“Just have them chew on sticks from trees, that’s all they can afford anyway.”
“You really think that if you give these people toothbrushes, they will listen to you.”
“Why should I even care? Why do you care?”
These are just a couple of the negative remarks I have gotten from people in regards to my request to help us with our newest project- donating brushes, paste and other oral hygiene materials to the Indian Dental Association’s dental camp this coming fall.
Ashwin Naidu, a TEDs Fellow, gave me some words of advice, “For every 10 No’s there is always a Yes.” That one yes is a worthy enough reason to continue to pursue this cause.
I am going to share some statistics and stories from my research as to why this should matter and why you should be a vessel for hope. We are all called to be citizens of our community, but sometimes we forget that we are indeed citizens of the world as well. Access to resources to be healthy should be a right. But, that is not the case for some of the people in India. And yes, a toothbrush can have a profound affect on overall health and well- being. Oral hygiene should not be dismissed.
Fact: “Only 10% of dentists where approximately 70% of the Indian population resides.”
Because of this, people who experience dental complications have to see Dental Quacks, unauthorized dentists. Their treatment tools consist of unsterile screwdrivers and pliers. The infections afterwards from these dental quacks are even more detrimental to the patient than what they originally came in for. A five year old boy went for a simple tooth extraction, but a week later, he passed away from an infection because the tool was contaminated. The first step is getting children a brush so they do not have to be put in these situations. The next step is to reform the health policy, but unfortunately that will not happen unless people start understanding and caring.
Fact: “According to a survey, the prevalence of dental caries in children aged 5 years was 50%; 52.5% in 12 year olds; 61.4% in 15 year olds; 79.2% in 35–44 year olds; and 84.7% in 65–74 year olds.”
The children lack the resources they need to take care of their teeth (whether that be the tangible brushes or the knowledge of health practices). “63.8% of mothers did not know the importance of brushing their child’s deciduous teeth, and 84.3% mothers did not know that oral diseases can affect general health.” This is one of the main reasons why we admire the Indian Dental Association.

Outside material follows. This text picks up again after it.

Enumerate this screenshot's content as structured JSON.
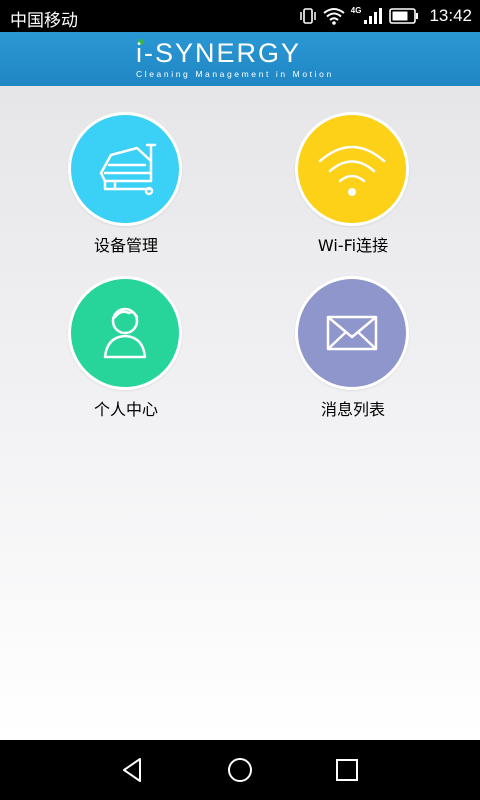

Their Children’s Day camp helps mothers and their children learn about good oral hygiene practices. Children are the leaders of the future and if they have healthy habits, then we can create a generational change.

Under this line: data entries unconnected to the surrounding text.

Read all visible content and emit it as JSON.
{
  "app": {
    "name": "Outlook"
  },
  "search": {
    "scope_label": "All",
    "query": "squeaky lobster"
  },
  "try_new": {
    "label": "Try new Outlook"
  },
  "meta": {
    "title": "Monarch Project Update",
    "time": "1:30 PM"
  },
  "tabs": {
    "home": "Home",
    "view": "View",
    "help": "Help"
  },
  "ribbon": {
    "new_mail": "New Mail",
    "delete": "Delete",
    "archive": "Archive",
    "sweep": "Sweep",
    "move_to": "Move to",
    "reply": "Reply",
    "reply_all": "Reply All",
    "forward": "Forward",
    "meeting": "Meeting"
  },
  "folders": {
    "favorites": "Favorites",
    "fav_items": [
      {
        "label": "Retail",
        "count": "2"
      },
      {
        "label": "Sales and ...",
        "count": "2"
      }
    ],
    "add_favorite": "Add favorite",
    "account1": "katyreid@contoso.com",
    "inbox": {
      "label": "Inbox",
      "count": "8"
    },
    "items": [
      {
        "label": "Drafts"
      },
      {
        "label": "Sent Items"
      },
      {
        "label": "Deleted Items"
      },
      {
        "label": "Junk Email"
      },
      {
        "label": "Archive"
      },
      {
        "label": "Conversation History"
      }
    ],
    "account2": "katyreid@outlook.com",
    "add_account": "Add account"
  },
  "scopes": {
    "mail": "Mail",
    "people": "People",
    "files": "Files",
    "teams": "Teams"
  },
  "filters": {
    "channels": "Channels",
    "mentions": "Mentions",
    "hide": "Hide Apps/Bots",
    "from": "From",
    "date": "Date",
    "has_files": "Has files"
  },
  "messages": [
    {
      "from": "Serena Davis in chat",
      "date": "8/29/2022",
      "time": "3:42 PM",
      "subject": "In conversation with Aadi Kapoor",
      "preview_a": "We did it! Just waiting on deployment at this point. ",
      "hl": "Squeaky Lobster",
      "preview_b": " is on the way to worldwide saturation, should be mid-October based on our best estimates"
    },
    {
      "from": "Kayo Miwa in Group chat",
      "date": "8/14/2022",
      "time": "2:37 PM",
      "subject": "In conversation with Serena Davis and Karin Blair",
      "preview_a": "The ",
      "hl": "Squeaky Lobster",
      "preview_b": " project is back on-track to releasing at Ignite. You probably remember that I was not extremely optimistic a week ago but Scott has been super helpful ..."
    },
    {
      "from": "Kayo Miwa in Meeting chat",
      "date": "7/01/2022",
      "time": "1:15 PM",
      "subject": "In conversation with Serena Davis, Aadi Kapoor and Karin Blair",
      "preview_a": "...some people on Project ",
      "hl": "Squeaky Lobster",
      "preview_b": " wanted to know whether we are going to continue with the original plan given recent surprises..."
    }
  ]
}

Fact: Dental diseases affect the rest of the body
“26% of the Indian population is living below the poverty line”. It’s only 26% right? The population in India is estimated to be 1,350,438,098 and 26% of that is 351,113,905.48 people. That does not seem so small anymore. This means that if a dad had to take a day off from work because of a dental related illness, which is not at all uncommon, his family of five is unable to eat that day.

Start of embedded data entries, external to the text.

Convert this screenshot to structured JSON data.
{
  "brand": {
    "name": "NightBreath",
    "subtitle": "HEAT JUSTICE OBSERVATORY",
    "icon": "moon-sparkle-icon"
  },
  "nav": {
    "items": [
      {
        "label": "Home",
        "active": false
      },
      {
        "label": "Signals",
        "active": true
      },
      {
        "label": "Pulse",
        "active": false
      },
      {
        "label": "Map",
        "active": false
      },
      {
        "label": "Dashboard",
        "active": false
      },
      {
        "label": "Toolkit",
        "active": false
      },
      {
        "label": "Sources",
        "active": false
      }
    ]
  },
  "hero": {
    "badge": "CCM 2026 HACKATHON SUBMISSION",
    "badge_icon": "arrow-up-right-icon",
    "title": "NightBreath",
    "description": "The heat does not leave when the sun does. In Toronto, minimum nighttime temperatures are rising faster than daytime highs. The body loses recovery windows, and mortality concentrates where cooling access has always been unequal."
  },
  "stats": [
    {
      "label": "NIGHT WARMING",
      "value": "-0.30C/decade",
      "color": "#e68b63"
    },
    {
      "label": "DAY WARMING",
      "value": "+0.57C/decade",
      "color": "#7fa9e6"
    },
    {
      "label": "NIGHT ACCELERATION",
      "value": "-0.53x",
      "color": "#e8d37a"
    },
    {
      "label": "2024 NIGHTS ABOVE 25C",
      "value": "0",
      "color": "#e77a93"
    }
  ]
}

Oral health affects overall health.
As global citizens, it is our duties to aspire to give every being the right to be healthy. And yes, that starts with a toothbrush, something that we take for granted. A toothbrush embodies an initiative to recognize the importance of oral health and that is a cause worth talking about.
Muskaan donates these hygiene materials and other resources to children, through the Indian Dental Association, and to villages, through Ashwin Naidu’s Nonprofit Fishing Cat Conservancy. We believe in the power of one YES and I would be incredibly grateful if you support our mission. No one should ever be denied access to a toothbrush. Help us change the attitudes surrounding oral health in India and donate today. We will not stop until everyone has a toothbrush in their hands. One dollar gives four people in India a toothbrush.